Integrated multi-annual management plans, will provide the vehicle for fisheries management in the future and also for the integration of fisheries and environmental policy. But if these are simply laid down from on high we will face the same implementation problems as the current CFP has had to confront.

Regional management should help. Cooperation between member states with the close involvement of the regional advisory councils, in the development of long term plans is the key. And where stocks are shared, new ways of working ways of working with Third Countries like Norway, at regional seas level must be found.

But although getting the governance arrangements right is absolutely fundamental to an effective fisheries policy it is not the only challenge:

Fisheries scientists will be required to deliver advice not just on mixed fishery basis but taking into account multi species interactions. There will have to be trade-offs between environmental protection and the economic viability of the fleets; there will have to be trade-offs between the quotas set for different stocks to achieve an overall balance (which will be controversial because of the economic interests attached to the respective stocks).

Understanding Maximum Sustainable yield as a range of values on the effort /yield curve rather than as a fixed point will make these kind of trade-offs easier; as will addressing potential choke species by limiting the main TACs to only the economic driver species, with by-catch placed under a basket quota, in the way we do now with “Norway Others”.

We hope that taking this kind of approach, Good Environmental Status will be achieved in a pragmatic, incremental, proportionate and balanced fashion.

The danger however must be is that this will pragmatism will be overtaken again by the temptation to see central legislative control, backed by sufficient political will, as the solution. Having just been given co-decision powers there must be a temptation for the European Parliament to flex its muscles to resurrect micro-management.

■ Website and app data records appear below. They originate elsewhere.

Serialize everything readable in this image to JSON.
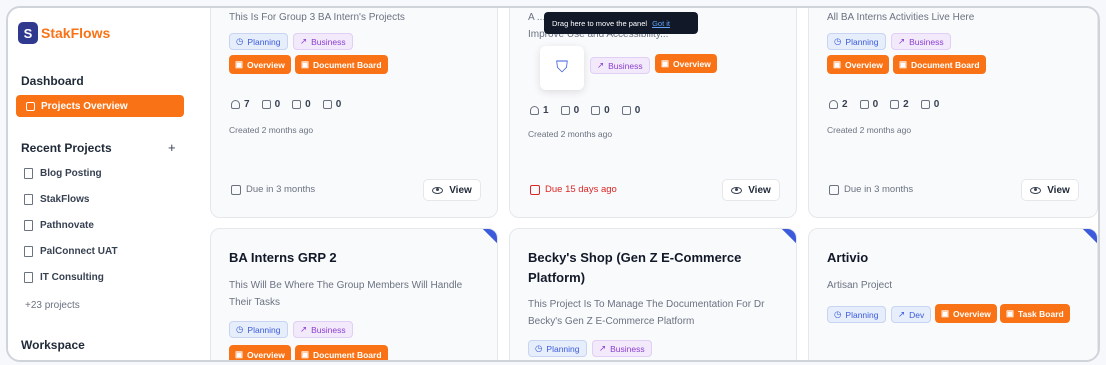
{
  "brand": {
    "logo_letter": "S",
    "name": "StakFlows"
  },
  "sidebar": {
    "dashboard_heading": "Dashboard",
    "active_item": "Projects Overview",
    "recent_heading": "Recent Projects",
    "add_symbol": "+",
    "projects": [
      "Blog Posting",
      "StakFlows",
      "Pathnovate",
      "PalConnect UAT",
      "IT Consulting"
    ],
    "more": "+23 projects",
    "workspace_heading": "Workspace"
  },
  "tooltip": {
    "text": "Drag here to move the panel",
    "link": "Got it"
  },
  "cards": [
    {
      "desc": "This Is For Group 3 BA Intern's Projects",
      "tags": [
        "Planning",
        "Business"
      ],
      "actions": [
        "Overview",
        "Document Board"
      ],
      "stats": [
        "7",
        "0",
        "0",
        "0"
      ],
      "created": "Created 2 months ago",
      "due": "Due in 3 months",
      "view": "View"
    },
    {
      "desc_line1": "A ... Website To",
      "desc_line2": "Improve Use and Accessibility...",
      "tags": [
        "Business"
      ],
      "actions": [
        "Overview"
      ],
      "stats": [
        "1",
        "0",
        "0",
        "0"
      ],
      "created": "Created 2 months ago",
      "due": "Due 15 days ago",
      "view": "View"
    },
    {
      "desc": "All BA Interns Activities Live Here",
      "tags": [
        "Planning",
        "Business"
      ],
      "actions": [
        "Overview",
        "Document Board"
      ],
      "stats": [
        "2",
        "0",
        "2",
        "0"
      ],
      "created": "Created 2 months ago",
      "due": "Due in 3 months",
      "view": "View"
    },
    {
      "title": "BA Interns GRP 2",
      "desc_line1": "This Will Be Where The Group Members Will Handle",
      "desc_line2": "Their Tasks",
      "tags": [
        "Planning",
        "Business"
      ],
      "actions": [
        "Overview",
        "Document Board"
      ]
    },
    {
      "title_line1": "Becky's Shop (Gen Z E-Commerce",
      "title_line2": "Platform)",
      "desc_line1": "This Project Is To Manage The Documentation For Dr",
      "desc_line2": "Becky's Gen Z E-Commerce Platform",
      "tags": [
        "Planning",
        "Business"
      ]
    },
    {
      "title": "Artivio",
      "desc": "Artisan Project",
      "tags": [
        "Planning",
        "Dev"
      ],
      "actions": [
        "Overview",
        "Task Board"
      ]
    }
  ]
}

And all this does not forget that aspects of these policies must be negotiated with Third Countries like Norway, especially in relation to setting TACs. In this regard the North Sea RAC has already made approaches to the Norwegian Fishermen’s Association to lay the foundations for future cooperation on the development of comprehensive long-term management plans which incorporate environmental concerns. The meeting was held only a few streets away from here and established shared concerns and issues.

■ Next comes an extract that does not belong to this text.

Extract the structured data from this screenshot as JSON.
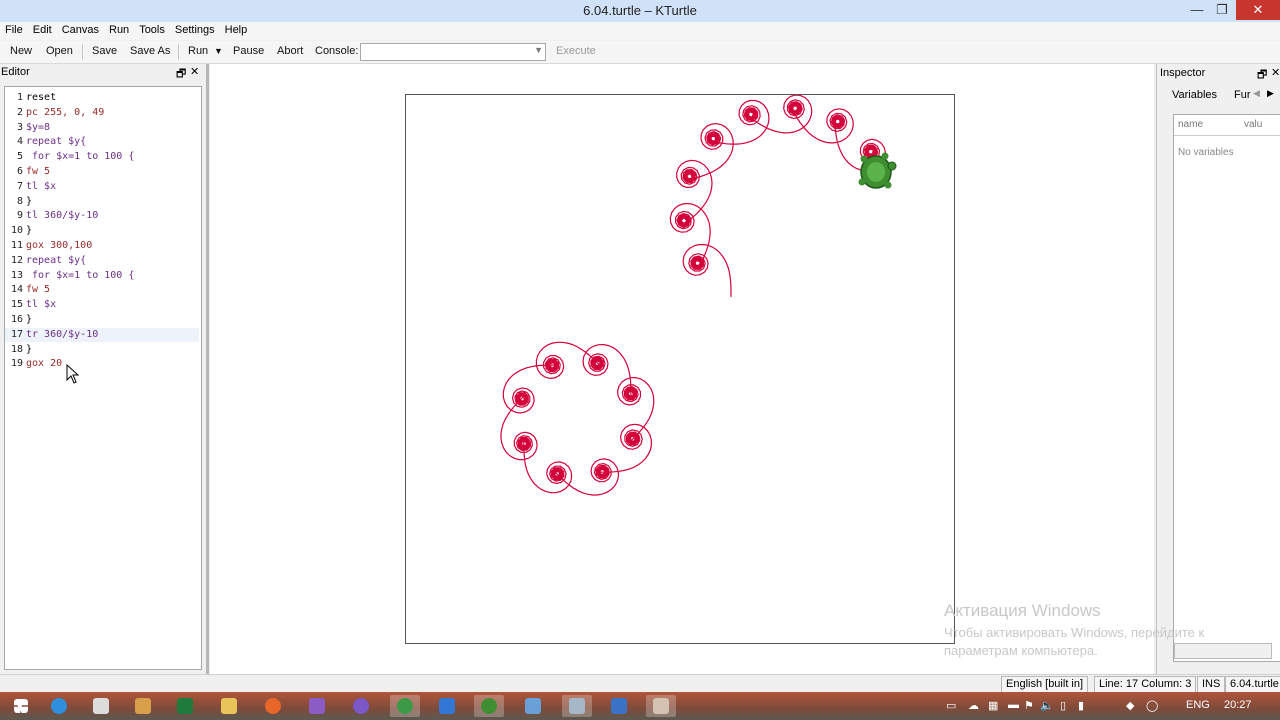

This is a good example of the potential of a collaborative bottom up approach by comparison with the top-down command and control approach.

I leave you with this graph which illustrates the dramatic fall in fishing mortality (fishing pressure) across all of the main species groups in the North East Atlantic, with a clear turning point around the year 2000, after 70 years of incremental increases. There will be many intertwined causal factors to explain this trend. But certainly as far as the European Union component of these fisheries is concerned, I believe that the beginnings of a move to more effective models of governance, the development of fisheries science partnerships and the wider application of long-term management plans are important contributory factors.

Management measures will only be fully effective if they are perceived as legitimate by the stakeholders. This is not an optional extra. The history of the CFP has been a crisis in legitimacy. Having learnt this lesson in relation to the management of commercial fish stocks it is important that we use its insights in the complex task of building a fully integrated ecosystem approach.